╭─ Data for this task
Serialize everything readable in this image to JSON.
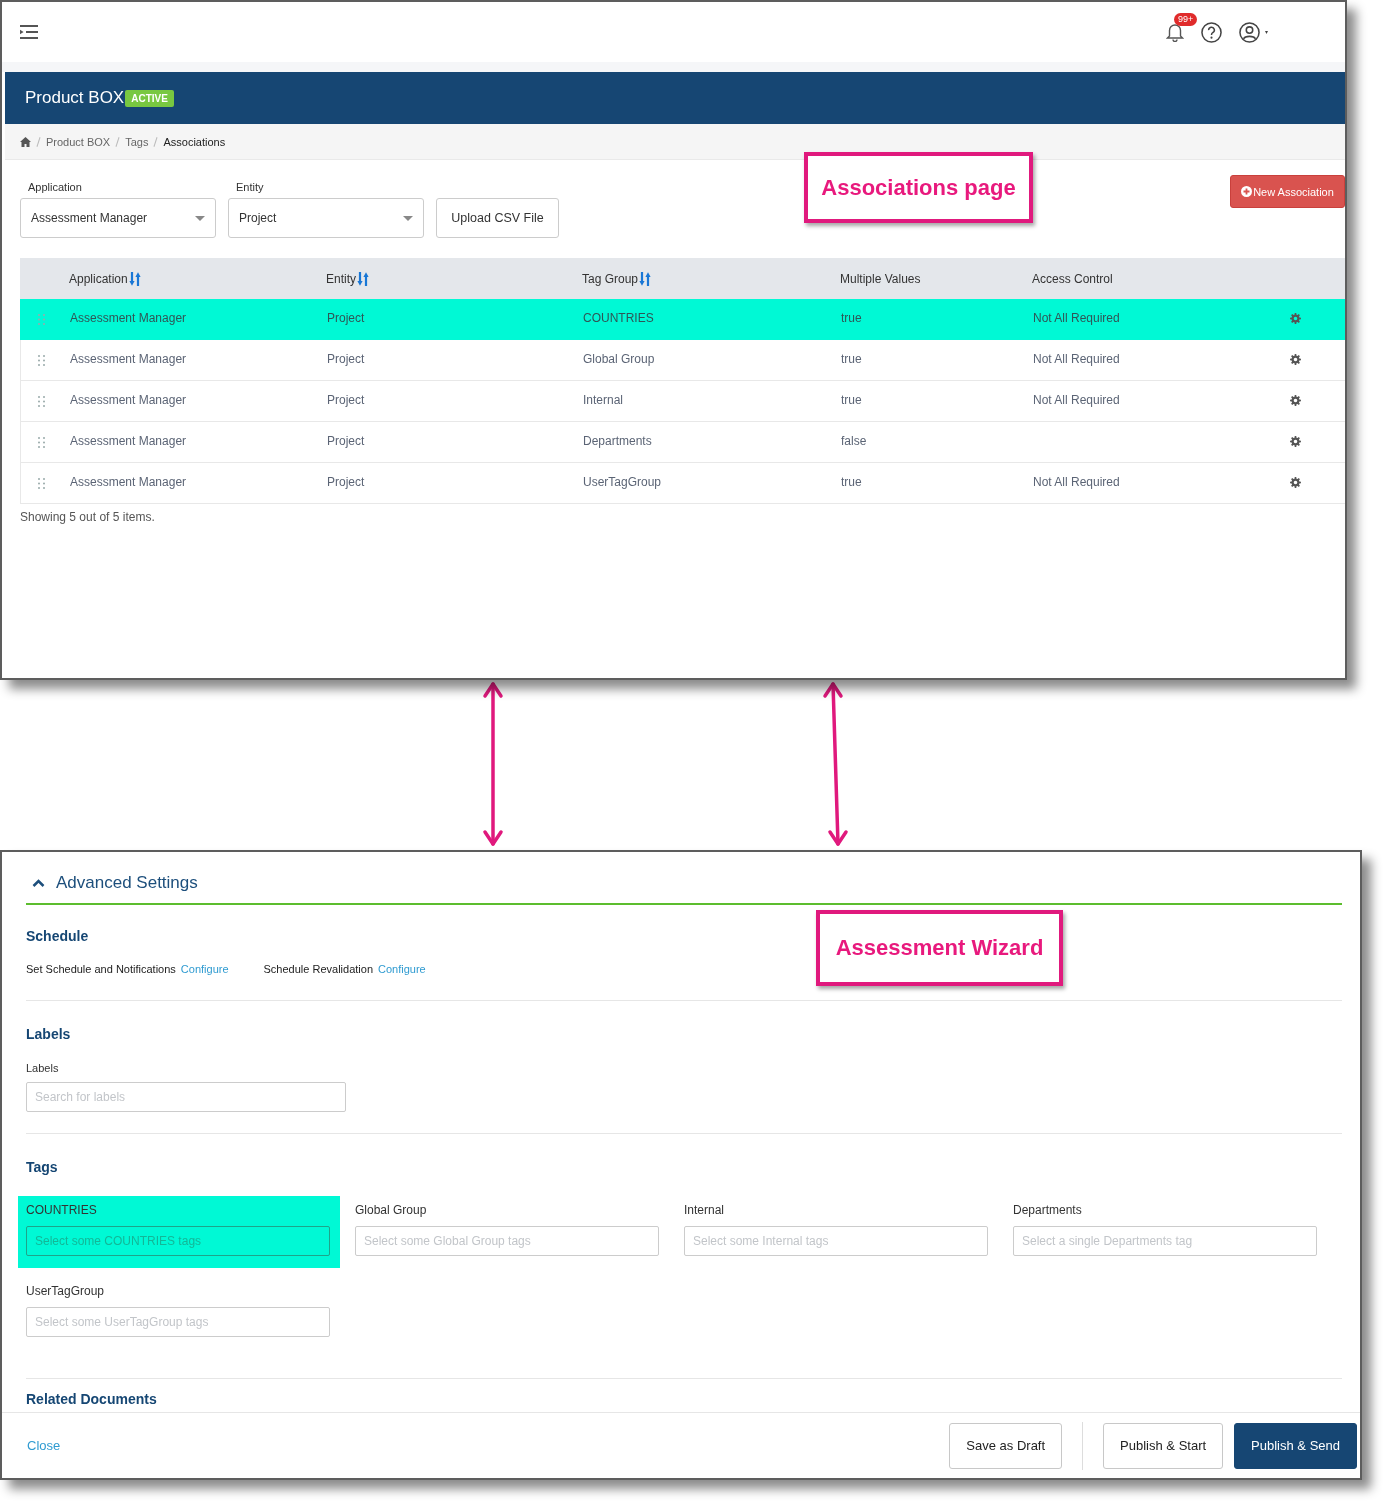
{
  "associations_page": {
    "annotation": "Associations page",
    "top_bar": {
      "notifications_badge": "99+"
    },
    "header": {
      "title": "Product BOX",
      "status": "ACTIVE"
    },
    "breadcrumb": [
      {
        "label": "Product BOX",
        "current": false
      },
      {
        "label": "Tags",
        "current": false
      },
      {
        "label": "Associations",
        "current": true
      }
    ],
    "filters": [
      {
        "label": "Application",
        "value": "Assessment Manager"
      },
      {
        "label": "Entity",
        "value": "Project"
      }
    ],
    "upload_button": "Upload CSV File",
    "new_association_button": "New Association",
    "table": {
      "columns": [
        {
          "label": "Application",
          "sortable": true
        },
        {
          "label": "Entity",
          "sortable": true
        },
        {
          "label": "Tag Group",
          "sortable": true
        },
        {
          "label": "Multiple Values",
          "sortable": false
        },
        {
          "label": "Access Control",
          "sortable": false
        }
      ],
      "rows": [
        {
          "highlighted": true,
          "application": "Assessment Manager",
          "entity": "Project",
          "tag_group": "COUNTRIES",
          "multiple_values": "true",
          "access_control": "Not All Required"
        },
        {
          "highlighted": false,
          "application": "Assessment Manager",
          "entity": "Project",
          "tag_group": "Global Group",
          "multiple_values": "true",
          "access_control": "Not All Required"
        },
        {
          "highlighted": false,
          "application": "Assessment Manager",
          "entity": "Project",
          "tag_group": "Internal",
          "multiple_values": "true",
          "access_control": "Not All Required"
        },
        {
          "highlighted": false,
          "application": "Assessment Manager",
          "entity": "Project",
          "tag_group": "Departments",
          "multiple_values": "false"
        },
        {
          "highlighted": false,
          "application": "Assessment Manager",
          "entity": "Project",
          "tag_group": "UserTagGroup",
          "multiple_values": "true",
          "access_control": "Not All Required"
        }
      ],
      "summary": "Showing 5 out of 5 items."
    }
  },
  "assessment_wizard": {
    "annotation": "Assessment Wizard",
    "section_title": "Advanced Settings",
    "expanded": true,
    "schedule": {
      "heading": "Schedule",
      "items": [
        {
          "label": "Set Schedule and Notifications",
          "link": "Configure"
        },
        {
          "label": "Schedule Revalidation",
          "link": "Configure"
        }
      ]
    },
    "labels": {
      "heading": "Labels",
      "field_label": "Labels",
      "placeholder": "Search for labels"
    },
    "tags": {
      "heading": "Tags",
      "fields": [
        {
          "label": "COUNTRIES",
          "placeholder": "Select some COUNTRIES tags",
          "highlighted": true
        },
        {
          "label": "Global Group",
          "placeholder": "Select some Global Group tags",
          "highlighted": false
        },
        {
          "label": "Internal",
          "placeholder": "Select some Internal tags",
          "highlighted": false
        },
        {
          "label": "Departments",
          "placeholder": "Select a single Departments tag",
          "highlighted": false
        },
        {
          "label": "UserTagGroup",
          "placeholder": "Select some UserTagGroup tags",
          "highlighted": false
        }
      ]
    },
    "related_documents": {
      "heading": "Related Documents"
    },
    "footer": {
      "close_link": "Close",
      "button_groups": [
        [
          {
            "label": "Save as Draft",
            "kind": "secondary"
          }
        ],
        [
          {
            "label": "Publish & Start",
            "kind": "secondary"
          },
          {
            "label": "Publish & Send",
            "kind": "primary"
          }
        ]
      ]
    }
  }
}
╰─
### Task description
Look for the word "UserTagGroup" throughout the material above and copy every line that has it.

### Answer to this exercise
          "tag_group": "UserTagGroup",
          "label": "UserTagGroup",
          "placeholder": "Select some UserTagGroup tags",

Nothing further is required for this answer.